In the last few weeks, we’ve taken some time to do some behind the scenes work on our site. Most notable we’ve added about 50 more recordings to our page/list of Schoodic Bird Recordings. We now have 280 recordings uploaded to Cornell’s Macaulay Library and have at least 100 more before we are up to date. Hopefully, they will be processed and uploaded before the June 2020 season begins, if in fact our recording season happens at all (due to understandable restrictions associated with Covid-19).

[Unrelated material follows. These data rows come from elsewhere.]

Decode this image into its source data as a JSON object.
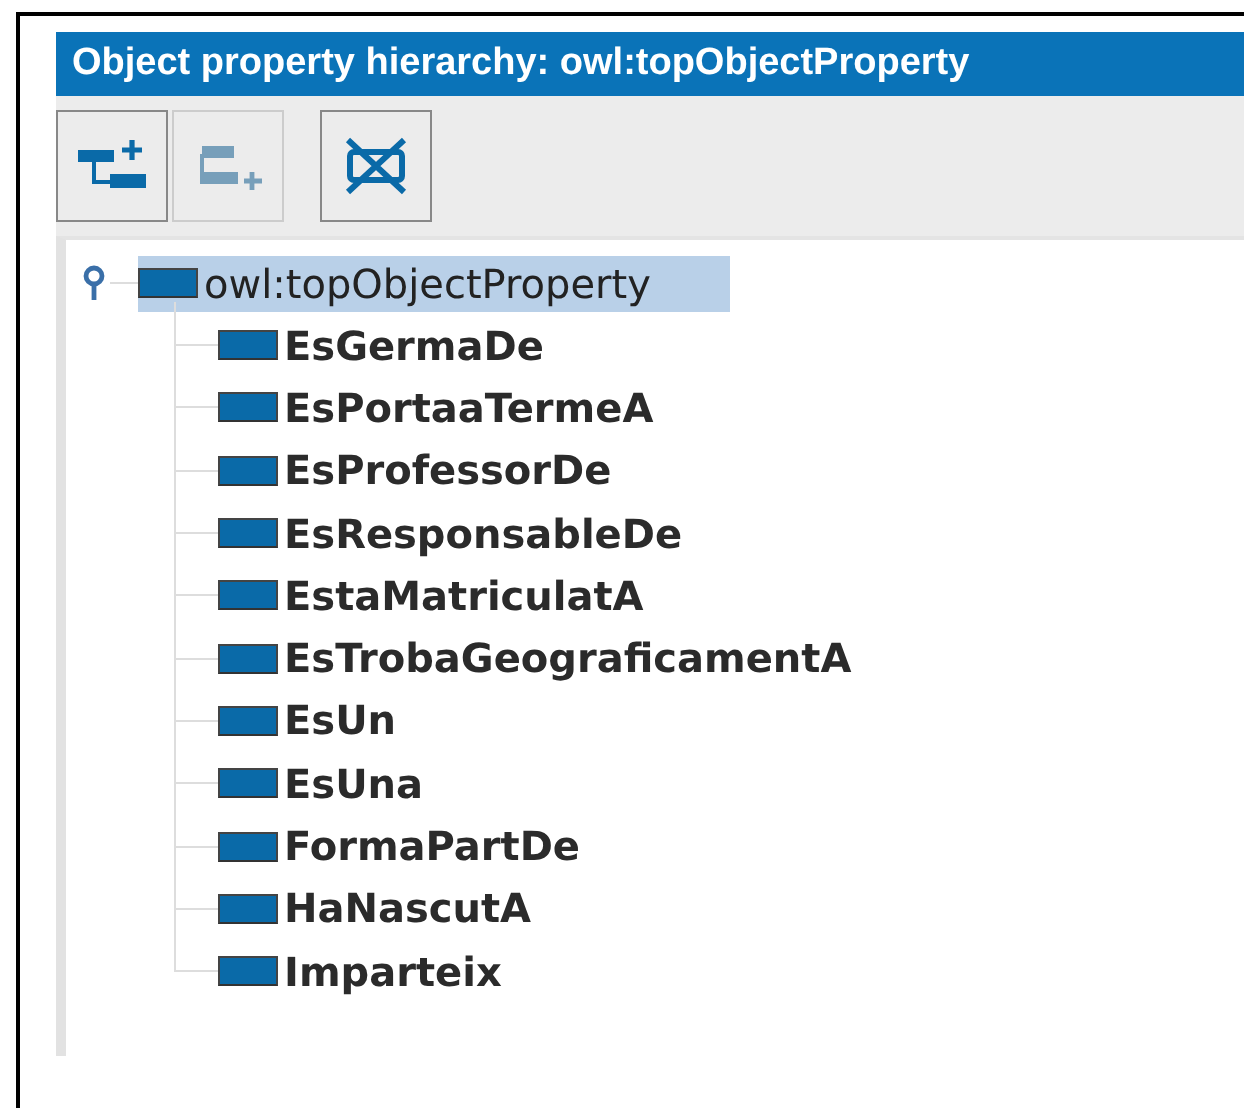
{
  "panel": {
    "title": "Object property hierarchy: owl:topObjectProperty"
  },
  "toolbar": [
    {
      "kind": "add-sub",
      "disabled": false
    },
    {
      "kind": "add-sibling",
      "disabled": true
    },
    {
      "kind": "delete",
      "disabled": false
    }
  ],
  "tree": {
    "label": "owl:topObjectProperty",
    "selected": true,
    "expanded": true,
    "children": [
      {
        "label": "EsGermaDe",
        "selected": false
      },
      {
        "label": "EsPortaaTermeA",
        "selected": false
      },
      {
        "label": "EsProfessorDe",
        "selected": false
      },
      {
        "label": "EsResponsableDe",
        "selected": false
      },
      {
        "label": "EstaMatriculatA",
        "selected": false
      },
      {
        "label": "EsTrobaGeograficamentA",
        "selected": false
      },
      {
        "label": "EsUn",
        "selected": false
      },
      {
        "label": "EsUna",
        "selected": false
      },
      {
        "label": "FormaPartDe",
        "selected": false
      },
      {
        "label": "HaNascutA",
        "selected": false
      },
      {
        "label": "Imparteix",
        "selected": false
      }
    ]
  }
}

When we added more recordings to the list we also added a column that gives the “community rating” of the recording as well (via the Macaulay Library of Cornell’s Lab of Ornithology where the recordings are archived). In an ideal world, this rating system from 1-5 stars gives you an idea of the quality of the recording. The rating system is not intended to be a rating of the popularity of the recording.
From the Macaulay Library, below is quick guide to assigning audio quality scores:
- 5 Stars: Very strong target sound with little or no background noise.
- 4 Stars: Strong target sound with limited background noise.
- 3 Stars: Good target sound with moderate background noise.
- 2 Stars: Weak target sound with significant background or handling noise.
- 1 Star: Very weak target sound that is barely audible due to high background or handling noise
A five-star rating is reserved for an excellent quality recording. But be aware that a 3-star rating is often a good quality audio recording, and many of ours are. In theory for instance, a recording with frogs or insect noises, other birds, surf on rocks, or buoy bells in the background would not receive as high a rating as without. But those elements do have value! They tell us about the place, time, conditions, perhaps even allies & enemies of the bird we are targeting; and they are not filtered out. Alternatively, some higher rated recordings we personally might not rate as high (not everyone who is rating is using the system as it was designed, or has the same opinion). But the ratings do provide some additional information as you begin to peruse the recordings. You can read more about the Macaulay Library “community rating” system for audio recordings here, and even contribute your ratings of our recordings, or others, following established guidelines.
Lastly, we added a couple of widgets to the site, these are located on the right hand side of each page. We’ve had a monthly post blog since the start, but we’ve added 1) a google map of the Schoodic Peninsula in case you want to look more closely at trails or other areas where we have recorded bird sounds, and 2) an audio player that features some of the tracks from our blog posts. We hope you’ll play around with some of the new widgets.